“She was anything but peasant looking; she looked like a stern school teacher with her rimless glasses, straight back and sensible clothes and shoes. Tasteful jewellery though.” Emma got up and went through to the wardrobe in the hall and open its door.

“We should send the clothes to the charity shop, we’ll need to buy black bin bags in the morning.” The two girl s went through to the kitchen to make tea.

They made good progress during the next two days and went to the reading of the will at Clarisse’s solicitors; it was as they thought, it was all theirs. They returned home and over coffee they decided to tackle the bed recess junk in the lounge that afternoon.

Maddy pulled the heavy curtains open.

“God I hope this isn’t going to take too long, there’s quite a lot of stuff here.”

She started to pull bags out.

“Come on, a little bit of help here.” She reprimanded Emma.

Emma pulled out a suit case.

“There’s not too much stuff, a couple of hours should do it.” She said.

“Well let’s get to it then, the sooner it’s gone through the better.” Said Maddy, opening a cardboard box.

“Ornaments! For the auction.” She pushed it aside.

They had been working for about ten minutes, hauling the various containers and bags from under the bed, when Maddy muttered to her sister.

“What’s this?”  She was sitting on the trunk looking at an old fashioned, large chocolate box with a faded picture of a woman on the lid. She pried it open and flipped through the papers in it.
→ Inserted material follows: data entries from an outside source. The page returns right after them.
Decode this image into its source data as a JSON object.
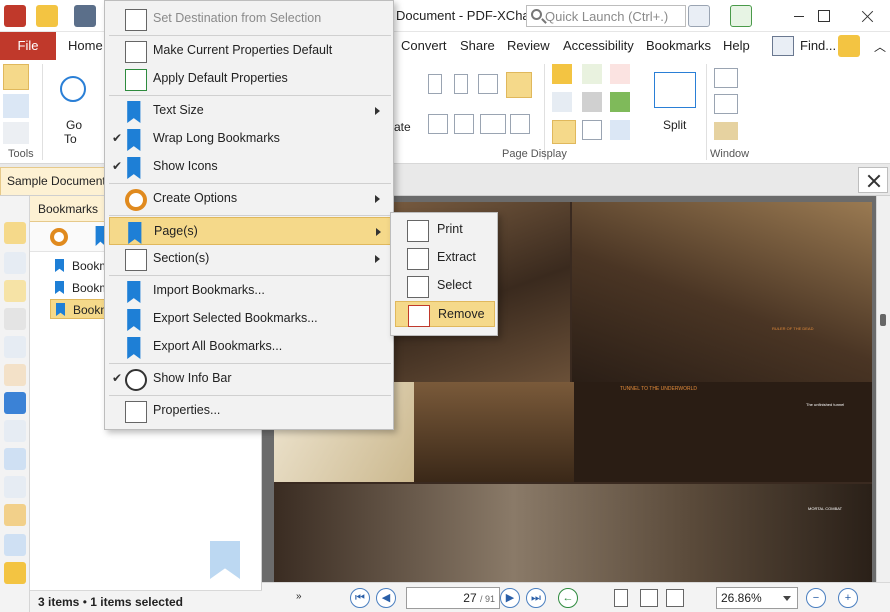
{
  "window": {
    "title": "Document - PDF-XCha...",
    "quick_launch_placeholder": "Quick Launch (Ctrl+.)"
  },
  "ribbon": {
    "file_tab": "File",
    "tabs": [
      "Home",
      "Convert",
      "Share",
      "Review",
      "Accessibility",
      "Bookmarks",
      "Help"
    ],
    "find_label": "Find...",
    "tools_label": "Tools",
    "goto_label_line1": "Go",
    "goto_label_line2": "To",
    "rotate_label_fragment": "ate",
    "page_display_label": "Page Display",
    "split_label": "Split",
    "window_label": "Window"
  },
  "doc_tab": {
    "label": "Sample Document"
  },
  "bookmarks_pane": {
    "title": "Bookmarks",
    "items": [
      "Bookm",
      "Bookm",
      "Bookm"
    ],
    "status_count": "3 items",
    "status_selected": "1 items selected"
  },
  "menu": {
    "items": [
      {
        "label": "Set Destination from Selection",
        "disabled": true
      },
      {
        "label": "Make Current Properties Default"
      },
      {
        "label": "Apply Default Properties"
      },
      {
        "label": "Text Size",
        "submenu": true
      },
      {
        "label": "Wrap Long Bookmarks",
        "checked": true
      },
      {
        "label": "Show Icons",
        "checked": true
      },
      {
        "label": "Create Options",
        "submenu": true
      },
      {
        "label": "Page(s)",
        "submenu": true,
        "highlighted": true
      },
      {
        "label": "Section(s)",
        "submenu": true
      },
      {
        "label": "Import Bookmarks..."
      },
      {
        "label": "Export Selected Bookmarks..."
      },
      {
        "label": "Export All Bookmarks..."
      },
      {
        "label": "Show Info Bar",
        "checked": true
      },
      {
        "label": "Properties..."
      }
    ],
    "check_glyph": "✔"
  },
  "submenu": {
    "items": [
      {
        "label": "Print"
      },
      {
        "label": "Extract"
      },
      {
        "label": "Select"
      },
      {
        "label": "Remove",
        "highlighted": true
      }
    ]
  },
  "page_content": {
    "heading_tunnel": "TUNNEL TO THE UNDERWORLD",
    "heading_ruler": "RULER OF THE DEAD",
    "heading_mortal": "MORTAL COMBAT",
    "heading_tunnel_right": "The unfinished tunnel"
  },
  "navigation": {
    "current_page": "27",
    "total_pages": "/ 91",
    "zoom": "26.86%"
  },
  "colors": {
    "accent": "#c0392b",
    "highlight": "#f5d98a",
    "tab_bg": "#fdf1d3"
  }
}
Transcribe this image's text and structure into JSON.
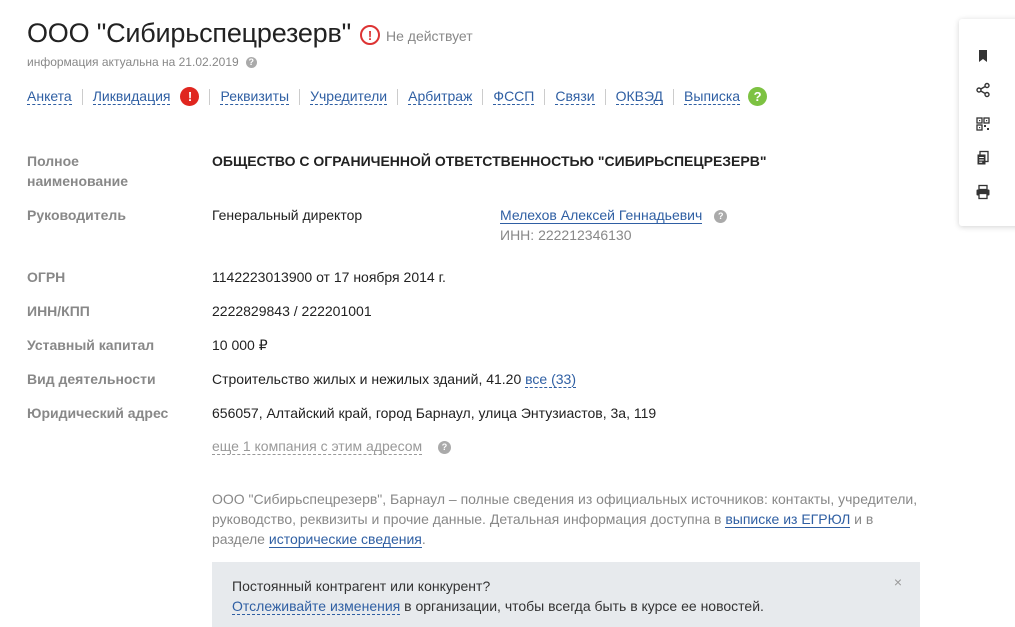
{
  "header": {
    "company_title": "ООО \"Сибирьспецрезерв\"",
    "status_text": "Не действует",
    "info_text": "информация актуальна на 21.02.2019"
  },
  "tabs": [
    {
      "label": "Анкета"
    },
    {
      "label": "Ликвидация"
    },
    {
      "label": "Реквизиты"
    },
    {
      "label": "Учредители"
    },
    {
      "label": "Арбитраж"
    },
    {
      "label": "ФССП"
    },
    {
      "label": "Связи"
    },
    {
      "label": "ОКВЭД"
    },
    {
      "label": "Выписка"
    }
  ],
  "fields": {
    "full_name_label": "Полное наименование",
    "full_name_value": "ОБЩЕСТВО С ОГРАНИЧЕННОЙ ОТВЕТСТВЕННОСТЬЮ \"СИБИРЬСПЕЦРЕЗЕРВ\"",
    "director_label": "Руководитель",
    "director_role": "Генеральный директор",
    "director_name": "Мелехов Алексей Геннадьевич",
    "director_inn": "ИНН: 222212346130",
    "ogrn_label": "ОГРН",
    "ogrn_value": "1142223013900 от 17 ноября 2014 г.",
    "inn_label": "ИНН/КПП",
    "inn_value": "2222829843 / 222201001",
    "capital_label": "Уставный капитал",
    "capital_value": "10 000 ₽",
    "activity_label": "Вид деятельности",
    "activity_value": "Строительство жилых и нежилых зданий, 41.20",
    "activity_link": "все (33)",
    "address_label": "Юридический адрес",
    "address_value": "656057, Алтайский край, город Барнаул, улица Энтузиастов, 3а, 119",
    "address_more": "еще 1 компания с этим адресом"
  },
  "description": {
    "text_1": "ООО \"Сибирьспецрезерв\", Барнаул – полные сведения из официальных источников: контакты, учредители, руководство, реквизиты и прочие данные. Детальная информация доступна в ",
    "link_1": "выписке из ЕГРЮЛ",
    "text_2": " и в разделе ",
    "link_2": "исторические сведения",
    "text_3": "."
  },
  "notice": {
    "line_1": "Постоянный контрагент или конкурент?",
    "link": "Отслеживайте изменения",
    "line_2_rest": " в организации, чтобы всегда быть в курсе ее новостей.",
    "close": "×"
  },
  "side_panel": {
    "items": [
      {
        "icon": "bookmark-icon"
      },
      {
        "icon": "share-icon"
      },
      {
        "icon": "qr-code-icon"
      },
      {
        "icon": "document-icon"
      },
      {
        "icon": "printer-icon"
      }
    ]
  },
  "colors": {
    "link": "#2f5fa3",
    "status_red": "#e0261f",
    "help_green": "#7dc242",
    "notice_bg": "#e7eaed"
  }
}
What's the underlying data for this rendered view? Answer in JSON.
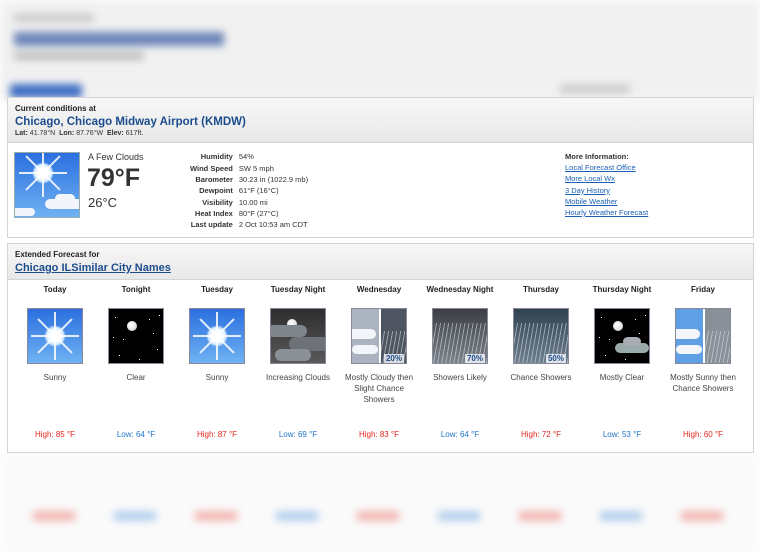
{
  "current": {
    "label": "Current conditions at",
    "station": "Chicago, Chicago Midway Airport (KMDW)",
    "lat_label": "Lat:",
    "lat": "41.78°N",
    "lon_label": "Lon:",
    "lon": "87.76°W",
    "elev_label": "Elev:",
    "elev": "617ft.",
    "icon": "few-clouds-icon",
    "condition": "A Few Clouds",
    "temp_f": "79°F",
    "temp_c": "26°C",
    "details": [
      {
        "key": "Humidity",
        "value": "54%"
      },
      {
        "key": "Wind Speed",
        "value": "SW 5 mph"
      },
      {
        "key": "Barometer",
        "value": "30.23 in (1022.9 mb)"
      },
      {
        "key": "Dewpoint",
        "value": "61°F (16°C)"
      },
      {
        "key": "Visibility",
        "value": "10.00 mi"
      },
      {
        "key": "Heat Index",
        "value": "80°F (27°C)"
      },
      {
        "key": "Last update",
        "value": "2 Oct 10:53 am CDT"
      }
    ],
    "more_title": "More Information:",
    "more_links": [
      "Local Forecast Office",
      "More Local Wx",
      "3 Day History",
      "Mobile Weather",
      "Hourly Weather Forecast"
    ]
  },
  "extended": {
    "label": "Extended Forecast for",
    "location": "Chicago IL",
    "similar": "Similar City Names",
    "periods": [
      {
        "name": "Today",
        "short": "Sunny",
        "temp": "High: 85 °F",
        "kind": "hi",
        "icon": "sunny-icon",
        "pop": ""
      },
      {
        "name": "Tonight",
        "short": "Clear",
        "temp": "Low: 64 °F",
        "kind": "lo",
        "icon": "clear-night-icon",
        "pop": ""
      },
      {
        "name": "Tuesday",
        "short": "Sunny",
        "temp": "High: 87 °F",
        "kind": "hi",
        "icon": "sunny-icon",
        "pop": ""
      },
      {
        "name": "Tuesday Night",
        "short": "Increasing Clouds",
        "temp": "Low: 69 °F",
        "kind": "lo",
        "icon": "increasing-clouds-night-icon",
        "pop": ""
      },
      {
        "name": "Wednesday",
        "short": "Mostly Cloudy then Slight Chance Showers",
        "temp": "High: 83 °F",
        "kind": "hi",
        "icon": "cloudy-then-showers-icon",
        "pop": "20%"
      },
      {
        "name": "Wednesday Night",
        "short": "Showers Likely",
        "temp": "Low: 64 °F",
        "kind": "lo",
        "icon": "showers-icon",
        "pop": "70%"
      },
      {
        "name": "Thursday",
        "short": "Chance Showers",
        "temp": "High: 72 °F",
        "kind": "hi",
        "icon": "chance-showers-icon",
        "pop": "50%"
      },
      {
        "name": "Thursday Night",
        "short": "Mostly Clear",
        "temp": "Low: 53 °F",
        "kind": "lo",
        "icon": "mostly-clear-night-icon",
        "pop": ""
      },
      {
        "name": "Friday",
        "short": "Mostly Sunny then Chance Showers",
        "temp": "High: 60 °F",
        "kind": "hi",
        "icon": "sunny-then-showers-icon",
        "pop": ""
      }
    ]
  },
  "colors": {
    "link": "#1b5fb5",
    "station": "#1b4c8c",
    "high": "#e5231b",
    "low": "#1f73c7"
  }
}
“Look! Letters, news paper cuttings, photos, theatre programs.”

“Lets see.” Emma sat down beside her.

For the next five minutes the girls laid out Aunt Clarisse’s early life on the floor.

“I’m, speechless.” Maddy stared in astonishment.

“Jings, crivens and help ma boab, she was a dancer!” Emma screamed with laughter.

“She was a bloody Tiller girl Emma…danced at Follies Bergere in Paris, and in Berlin, London, New York. She was one of the elite, look at these programs.”

“Let’s check the pictures,” Emma was looking at names on the back of the photos. “Here’s one of her, she is about 16 and fabulous. That costume and these legs! …Wow!…Who’d have thought it? Good old Aunt Clarisse.” Emma smirked.

“We’ll take all this to the kitchen and study them later.” Maddy said, starting to repack the box.  “A bloody Tiller girl? My God, the opposite of everything we knew about her.” She laughed. “Wonder what’s in that trunk?”

Emma flung back the lid, Maddy pulled back the cotton wrappings and there they were…layers of Aunt Clarisse’s stage costumes.

Both girls were beyond astonishment, they gasped in disbelief. Nothing else was done that afternoon as they smiled, laughed and celebrated that marvellous, surprising episode in Clarisse’s life.

Gael Hearn